Step into your classroom armed with this advice from a prize-winning, recent early career chemistry teacher
The early career years in teaching can be the hardest, but they can also be the most rewarding. I’m in my fifth year of teaching and would like to share some of what I’ve learned so far. Hopefully it’ll help you get the new academic year off to a flying start.
1. Stick to routines
Children thrive with routines because that consistency means they know what to expect in your classroom. I’ve found routine useful in a few scenarios:
- Entering and exiting the classroom – Students enter the classroom quietly and begin a starter activity straight away. Students stand behind their chairs in silence before I dismiss them.
- Handing out worksheets and equipment – Either ask a student to hand them out, or adopt the ‘take one and pass it on’ approach.
- Task expectations – At the beginning set out how much time learners have to complete the task; the conditions, whether they’re working in pairs or individually, in silence or quietly, for example; and how they can get help.
- Practical expectations – Students must wear safety glasses and stand up at all times.
2. Plan your time effectively
As an early career teacher, your timetable should have fewer teaching hours and protected time for you to do your planning. Use that time effectively.
Initially I tried to use to-do lists to plan, but I was frustrated that I never got to tick everything off the list. To mitigate this frustration, I instead use a priority grid. It helps you decide if tasks are urgent and important, urgent and not important, important but not urgent, neither important nor urgent.
As an early career teacher your workload is high, but it’s still important you find time to relax. Plan that in. Find a day and time which suits you and stick to it.
3. Practise practicals
Whether you’re joining the teaching profession with years of lab experience or not, it is imperative you practise the practicals.
Doing the experiments affords you the opportunity to anticipate (and overcome) any issues students may have and to consider the stresses on their working memory. To avoid overloading learners’ working memory, try integrated instructions. These instructions combine images and words and can help improve learners’ practical work. Another approach is to slow down and model each step before students do it themselves, rather than expecting them to watch a demonstration of the full experiment and remember it all.
4. Observe others
Take advantage of the wealth of knowledge that your department and school offer. When observing other teachers’ lessons, focus on a particular aspect.

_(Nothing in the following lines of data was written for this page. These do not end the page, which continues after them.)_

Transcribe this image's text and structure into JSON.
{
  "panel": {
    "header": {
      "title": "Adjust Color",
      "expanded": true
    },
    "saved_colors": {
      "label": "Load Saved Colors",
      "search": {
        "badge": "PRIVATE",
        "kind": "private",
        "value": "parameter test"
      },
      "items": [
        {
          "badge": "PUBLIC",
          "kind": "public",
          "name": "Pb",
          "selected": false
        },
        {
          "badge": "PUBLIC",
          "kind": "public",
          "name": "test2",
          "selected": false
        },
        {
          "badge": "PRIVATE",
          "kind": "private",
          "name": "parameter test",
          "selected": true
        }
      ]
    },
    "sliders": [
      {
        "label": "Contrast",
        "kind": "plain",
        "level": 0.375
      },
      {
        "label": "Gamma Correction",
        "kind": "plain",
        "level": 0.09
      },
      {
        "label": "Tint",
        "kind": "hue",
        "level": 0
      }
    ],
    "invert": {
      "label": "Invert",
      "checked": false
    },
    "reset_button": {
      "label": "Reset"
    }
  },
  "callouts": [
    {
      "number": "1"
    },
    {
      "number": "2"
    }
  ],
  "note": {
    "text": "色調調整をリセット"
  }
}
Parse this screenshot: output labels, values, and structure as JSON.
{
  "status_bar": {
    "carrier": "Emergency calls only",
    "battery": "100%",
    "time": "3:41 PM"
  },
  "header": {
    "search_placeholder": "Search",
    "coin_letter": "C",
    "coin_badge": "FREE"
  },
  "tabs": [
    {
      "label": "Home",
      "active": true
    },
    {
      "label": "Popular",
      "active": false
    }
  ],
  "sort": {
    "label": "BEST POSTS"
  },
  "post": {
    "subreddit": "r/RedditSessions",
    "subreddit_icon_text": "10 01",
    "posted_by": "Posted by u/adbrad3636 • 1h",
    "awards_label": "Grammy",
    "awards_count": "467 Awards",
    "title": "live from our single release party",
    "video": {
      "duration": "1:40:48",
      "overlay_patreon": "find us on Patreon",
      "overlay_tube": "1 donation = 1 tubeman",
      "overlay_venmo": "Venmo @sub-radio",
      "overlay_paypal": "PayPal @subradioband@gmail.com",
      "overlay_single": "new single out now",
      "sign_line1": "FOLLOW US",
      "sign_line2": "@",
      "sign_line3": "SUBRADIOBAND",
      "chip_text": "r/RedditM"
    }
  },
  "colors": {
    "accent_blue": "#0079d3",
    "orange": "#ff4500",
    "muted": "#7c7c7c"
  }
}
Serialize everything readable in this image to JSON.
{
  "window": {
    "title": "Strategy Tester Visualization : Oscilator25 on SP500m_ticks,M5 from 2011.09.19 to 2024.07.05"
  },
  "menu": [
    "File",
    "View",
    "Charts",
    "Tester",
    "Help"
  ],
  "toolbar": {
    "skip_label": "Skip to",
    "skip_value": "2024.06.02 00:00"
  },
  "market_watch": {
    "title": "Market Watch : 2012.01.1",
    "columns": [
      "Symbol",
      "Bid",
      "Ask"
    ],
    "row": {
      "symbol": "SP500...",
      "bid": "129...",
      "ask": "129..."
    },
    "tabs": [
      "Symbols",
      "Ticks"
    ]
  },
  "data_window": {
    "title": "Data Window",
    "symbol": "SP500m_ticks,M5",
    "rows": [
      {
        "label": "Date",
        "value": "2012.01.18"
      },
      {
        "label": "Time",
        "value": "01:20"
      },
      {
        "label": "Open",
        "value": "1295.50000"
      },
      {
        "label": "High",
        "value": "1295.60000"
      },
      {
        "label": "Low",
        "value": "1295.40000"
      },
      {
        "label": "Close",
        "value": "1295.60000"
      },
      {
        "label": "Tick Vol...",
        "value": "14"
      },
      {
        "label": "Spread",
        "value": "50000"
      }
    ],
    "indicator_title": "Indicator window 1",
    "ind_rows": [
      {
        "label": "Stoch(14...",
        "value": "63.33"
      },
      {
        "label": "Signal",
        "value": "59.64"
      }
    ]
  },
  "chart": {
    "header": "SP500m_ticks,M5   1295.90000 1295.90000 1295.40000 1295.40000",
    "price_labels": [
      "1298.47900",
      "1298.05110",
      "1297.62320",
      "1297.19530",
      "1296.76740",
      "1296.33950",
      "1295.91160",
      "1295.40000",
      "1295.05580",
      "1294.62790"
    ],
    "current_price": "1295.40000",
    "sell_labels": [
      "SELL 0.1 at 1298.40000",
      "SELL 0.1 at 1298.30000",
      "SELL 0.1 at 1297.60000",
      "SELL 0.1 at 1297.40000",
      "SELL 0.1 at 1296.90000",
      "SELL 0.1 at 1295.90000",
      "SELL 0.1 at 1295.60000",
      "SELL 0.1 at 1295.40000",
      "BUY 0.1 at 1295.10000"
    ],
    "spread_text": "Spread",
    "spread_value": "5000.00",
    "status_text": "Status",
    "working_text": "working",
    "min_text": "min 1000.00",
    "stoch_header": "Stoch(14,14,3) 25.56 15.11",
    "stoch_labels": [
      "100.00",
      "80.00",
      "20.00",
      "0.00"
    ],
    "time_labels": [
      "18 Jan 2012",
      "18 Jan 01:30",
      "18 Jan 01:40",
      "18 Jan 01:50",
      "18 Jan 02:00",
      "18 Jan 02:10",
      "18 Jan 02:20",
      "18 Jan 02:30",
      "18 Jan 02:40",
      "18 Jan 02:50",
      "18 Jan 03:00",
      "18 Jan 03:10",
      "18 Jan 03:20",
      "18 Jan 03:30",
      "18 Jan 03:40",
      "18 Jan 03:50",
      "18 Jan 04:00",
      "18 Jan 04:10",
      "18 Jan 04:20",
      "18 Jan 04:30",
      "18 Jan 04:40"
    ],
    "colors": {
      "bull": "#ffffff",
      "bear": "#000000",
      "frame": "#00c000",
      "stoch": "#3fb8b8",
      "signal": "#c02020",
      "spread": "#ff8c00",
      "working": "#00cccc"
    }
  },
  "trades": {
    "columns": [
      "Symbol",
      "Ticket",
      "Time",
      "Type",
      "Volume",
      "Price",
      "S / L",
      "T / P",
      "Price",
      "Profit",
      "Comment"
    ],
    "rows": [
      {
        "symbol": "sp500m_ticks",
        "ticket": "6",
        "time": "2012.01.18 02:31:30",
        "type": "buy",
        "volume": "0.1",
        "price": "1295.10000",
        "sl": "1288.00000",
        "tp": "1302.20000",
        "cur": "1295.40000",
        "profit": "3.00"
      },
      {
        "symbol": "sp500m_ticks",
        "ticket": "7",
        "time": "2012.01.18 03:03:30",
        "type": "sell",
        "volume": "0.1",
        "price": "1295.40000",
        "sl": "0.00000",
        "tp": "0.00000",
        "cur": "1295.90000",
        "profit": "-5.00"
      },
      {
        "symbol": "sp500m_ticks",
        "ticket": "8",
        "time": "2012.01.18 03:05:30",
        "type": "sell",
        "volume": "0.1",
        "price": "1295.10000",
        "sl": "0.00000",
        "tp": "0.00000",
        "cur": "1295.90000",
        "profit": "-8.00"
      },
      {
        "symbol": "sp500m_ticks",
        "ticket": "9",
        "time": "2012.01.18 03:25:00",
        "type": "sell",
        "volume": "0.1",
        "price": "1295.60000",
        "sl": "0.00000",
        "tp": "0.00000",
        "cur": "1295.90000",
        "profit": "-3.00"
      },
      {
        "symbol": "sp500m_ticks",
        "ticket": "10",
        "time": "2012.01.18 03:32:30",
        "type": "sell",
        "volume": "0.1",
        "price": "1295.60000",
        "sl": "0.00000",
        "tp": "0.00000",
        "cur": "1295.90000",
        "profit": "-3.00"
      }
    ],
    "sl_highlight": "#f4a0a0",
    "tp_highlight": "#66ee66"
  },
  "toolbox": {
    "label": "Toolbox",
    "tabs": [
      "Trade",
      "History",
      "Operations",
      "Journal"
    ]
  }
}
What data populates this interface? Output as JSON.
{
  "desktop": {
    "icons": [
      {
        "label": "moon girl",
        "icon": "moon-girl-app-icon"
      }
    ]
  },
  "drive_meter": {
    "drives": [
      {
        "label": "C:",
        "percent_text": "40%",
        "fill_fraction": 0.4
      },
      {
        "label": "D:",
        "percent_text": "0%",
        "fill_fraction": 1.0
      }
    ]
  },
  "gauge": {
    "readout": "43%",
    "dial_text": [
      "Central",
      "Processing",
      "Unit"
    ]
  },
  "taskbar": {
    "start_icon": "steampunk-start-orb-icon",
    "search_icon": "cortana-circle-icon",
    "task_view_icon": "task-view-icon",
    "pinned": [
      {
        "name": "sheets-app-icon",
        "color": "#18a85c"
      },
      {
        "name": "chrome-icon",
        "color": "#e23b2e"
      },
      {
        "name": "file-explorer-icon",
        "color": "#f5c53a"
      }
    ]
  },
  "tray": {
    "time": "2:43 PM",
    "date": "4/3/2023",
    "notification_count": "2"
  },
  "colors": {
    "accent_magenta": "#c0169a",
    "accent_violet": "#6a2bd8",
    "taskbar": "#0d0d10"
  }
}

Don’t try and take in everything the teacher does. It’s overwhelming. For example, if your focus is on students completing practicals in a safe and meaningful way, take note of the steps the teacher takes to achieve this.
Many of you will identify behaviour as a focus at this stage in your career. Watch for strategies that teachers use to manage behaviour in their classrooms and speak to them too to understand exactly how they do it. If you’ve identified learners who are consistently not behaving in your lessons, but are successful in another teacher’s classroom, consider whether that teacher’s strategies could work for you.
Want a little more support?
- Why not check out the conversations between a probationary teacher and her mentor. They cover everything you could want to know in your early career.
- Discover a multitude of articles and resources to help you in your first years in the science classroom with our Support for early career and student teachers.
5. Ask for help
A meeting with your mentor is the ideal time to get advice if you’re feeling overwhelmed by your workload or with deadlines. Your mentor can help you make a plan.
Your mentor isn’t the only person you can call on for help. You can also ask other teachers. But choose your time and place carefully. Every teacher is busy so you can’t expect them to drop everything to help you. Instead ask them for a chat at their convenience. Use the time wisely, and be specific about what you’re struggling with and what you’ve tried already.
6. Be friendly, not friends
It is important students see you as approachable. Greet students as they enter your classroom, ask how they are and show an interest to make them feel welcome and put them at ease. Take advice like ‘don’t smile before Christmas’ with a large pinch of salt.
Students always push boundaries so be firm. For example, your learners shouldn’t spend their free time with you. Remember you need a break too.
Be firm and fair with your behaviour system and apply it consistently. Keep some phrases in your back pocket to maintain a relationship with your learners, while holding those boundaries firm and stopping students asking personal questions.